To stay calm and optimistic while under such pressure, leaders should practice integrative awareness: being aware of the changing reality in the outside world and how they are responding emotionally and physically. This intentional practice allows leaders to shift from viewing challenges as roadblocks to seeing them as problems to be solved, and even learned from.
- Adapt your personal operating model: create an operating model that can act as your compass, especially in a crisis that is expected to last for some time.
- Set your intention: take a few minutes at the start of the day to go through your agenda, identify high-stakes topics, and set an intention for what you want to accomplish and how you want the experience to unfold.
- Regulate your reactions: while in a stressful situation during the day, observe your emotions so you can recognise the stress response, taking a pause to assess the situation and engage your “rational mind” before choosing how to respond.
- Practice reflection: reflection is a way to process what happened during the day and to create space to listen to your mind and body.
- Reframe your perspective: when we’re tired from stress, we tend to see negative messages and threats more readily than opportunities and positive messages.
- Manage your energy: one of the most difficult tasks is to balance work needs with physical well-being.
The rise of nontechnical paths to tech leadership
Tech leaders increasingly hail from nontechnical backgrounds, where many developed critical thinking, communication, and other soft skills.

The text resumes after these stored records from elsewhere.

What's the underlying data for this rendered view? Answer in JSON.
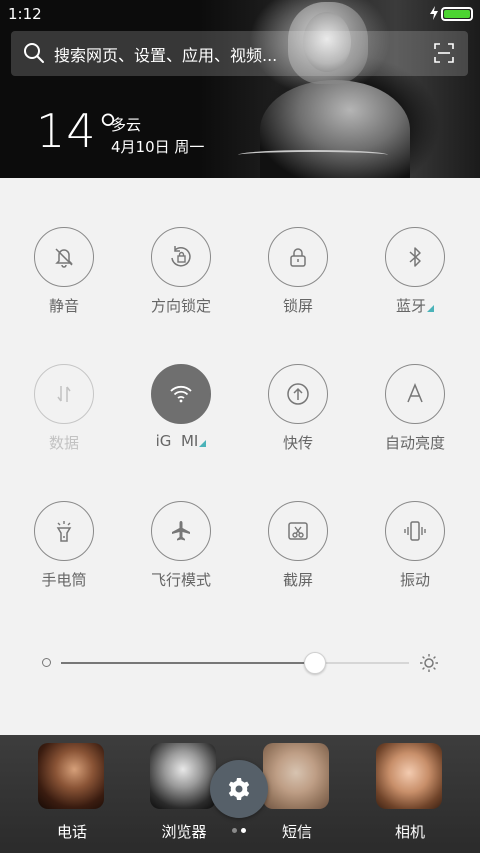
{
  "status_bar": {
    "time": "1:12",
    "battery_color": "#4cd431"
  },
  "search": {
    "placeholder": "搜索网页、设置、应用、视频..."
  },
  "weather": {
    "temperature": "14°",
    "condition": "多云",
    "date": "4月10日 周一"
  },
  "toggles": [
    {
      "label": "静音",
      "icon": "silent-bell-icon",
      "state": "off"
    },
    {
      "label": "方向锁定",
      "icon": "rotation-lock-icon",
      "state": "off"
    },
    {
      "label": "锁屏",
      "icon": "lock-icon",
      "state": "off"
    },
    {
      "label": "蓝牙",
      "icon": "bluetooth-icon",
      "state": "off",
      "expandable": true
    },
    {
      "label": "数据",
      "icon": "mobile-data-icon",
      "state": "disabled"
    },
    {
      "label": "iG  MI",
      "icon": "wifi-icon",
      "state": "on",
      "expandable": true
    },
    {
      "label": "快传",
      "icon": "quick-transfer-icon",
      "state": "off"
    },
    {
      "label": "自动亮度",
      "icon": "auto-brightness-icon",
      "state": "off"
    },
    {
      "label": "手电筒",
      "icon": "flashlight-icon",
      "state": "off"
    },
    {
      "label": "飞行模式",
      "icon": "airplane-icon",
      "state": "off"
    },
    {
      "label": "截屏",
      "icon": "screenshot-icon",
      "state": "off"
    },
    {
      "label": "振动",
      "icon": "vibrate-icon",
      "state": "off"
    }
  ],
  "brightness": {
    "level": 0.73
  },
  "dock": {
    "apps": [
      {
        "label": "电话"
      },
      {
        "label": "浏览器"
      },
      {
        "label": "短信"
      },
      {
        "label": "相机"
      }
    ],
    "page_indicator": {
      "pages": 2,
      "current": 2
    }
  },
  "colors": {
    "accent": "#4bb3b9",
    "active_toggle": "#6f6f6f",
    "fab": "#566069"
  }
}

How do you identify next-gen tech leaders?
Cast a wider net: Find diverse ideas and talent by building relationships outside the company and industry.

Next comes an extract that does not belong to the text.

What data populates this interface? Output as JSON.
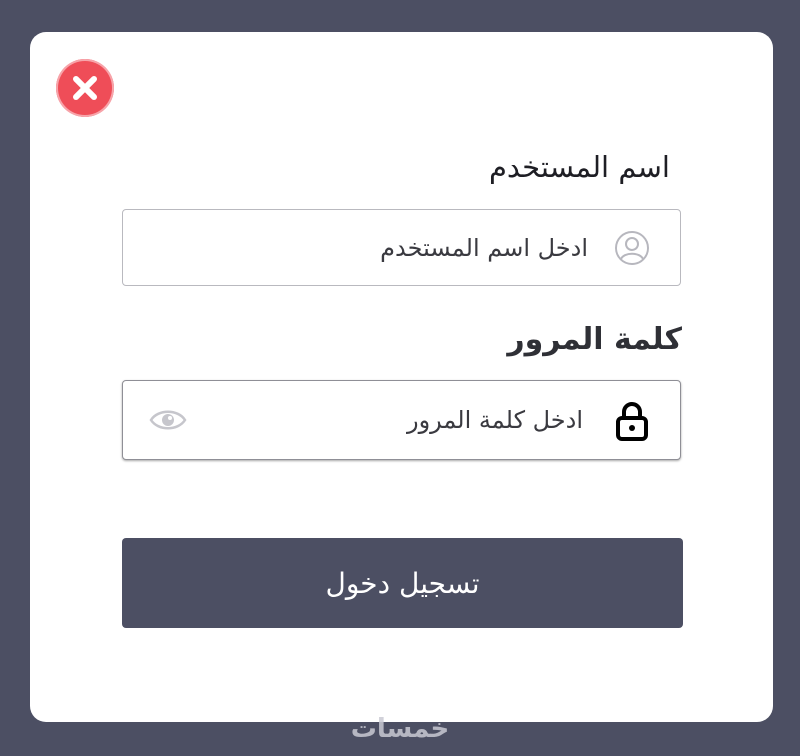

Look beyond the degree: When developing, hiring, and retraining IT talent, consider the individual’s learning agility and other soft skills.

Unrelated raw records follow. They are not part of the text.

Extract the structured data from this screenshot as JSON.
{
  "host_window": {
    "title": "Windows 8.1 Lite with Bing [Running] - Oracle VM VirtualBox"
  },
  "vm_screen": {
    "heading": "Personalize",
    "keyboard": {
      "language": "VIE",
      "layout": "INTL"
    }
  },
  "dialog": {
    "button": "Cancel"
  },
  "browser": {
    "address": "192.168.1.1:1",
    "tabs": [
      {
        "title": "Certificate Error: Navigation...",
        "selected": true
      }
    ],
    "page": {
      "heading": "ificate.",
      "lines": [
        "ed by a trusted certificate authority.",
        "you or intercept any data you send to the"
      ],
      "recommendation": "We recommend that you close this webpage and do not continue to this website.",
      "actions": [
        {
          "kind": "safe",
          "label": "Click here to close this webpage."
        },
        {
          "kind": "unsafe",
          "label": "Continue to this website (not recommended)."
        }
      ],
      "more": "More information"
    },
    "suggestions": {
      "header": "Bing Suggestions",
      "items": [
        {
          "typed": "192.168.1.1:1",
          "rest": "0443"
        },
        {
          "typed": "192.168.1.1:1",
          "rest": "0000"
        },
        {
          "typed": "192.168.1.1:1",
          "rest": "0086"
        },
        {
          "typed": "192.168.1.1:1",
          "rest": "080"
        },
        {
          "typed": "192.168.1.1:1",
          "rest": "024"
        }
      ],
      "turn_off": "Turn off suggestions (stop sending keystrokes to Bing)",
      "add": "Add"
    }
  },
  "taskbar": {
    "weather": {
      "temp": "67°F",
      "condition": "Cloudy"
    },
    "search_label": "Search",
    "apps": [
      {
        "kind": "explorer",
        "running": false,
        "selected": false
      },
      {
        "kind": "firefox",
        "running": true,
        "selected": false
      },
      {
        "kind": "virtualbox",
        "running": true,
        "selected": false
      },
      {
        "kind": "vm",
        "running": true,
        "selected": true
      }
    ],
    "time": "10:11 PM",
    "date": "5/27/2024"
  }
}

Seek diverse perspectives: Invite new ideas from across the organisation to better understand how different people view problems and how they might solve them.
Upskill and reskill: Some organisations cannot hire enough qualified people to fill certain roles and are launching initiatives to upskill and reskill employees.
How leaders can reinforce trust and a sense of connection in their remote teams
MIT Sloan Management Review
With a better understanding of potential pitfalls, managers can be alert to signs of dysfunction and act to keep networks and relationships healthy. Here are some suggestions:
- Actively cultivate feelings of solidarity and shared mission.
- Be a useful and helpful network broker.
- Use a variety of communication channels.
- Preserve teams with long working relationships.
- Foster communication norms that value the need for focused attention.
The hidden value in getting compliance right
Strategy + Business
When defined correctly, compliance is not something abstract, burdensome, or stifling. By approaching compliance in a more risk-focused and tech- and data-enabled way, supported by human-centered design, organisations can grow and become more innovative, confident in their ability to provide the protection that their people, customers, stakeholders, and society need.
This article suggests how this is achieved, using real-life examples.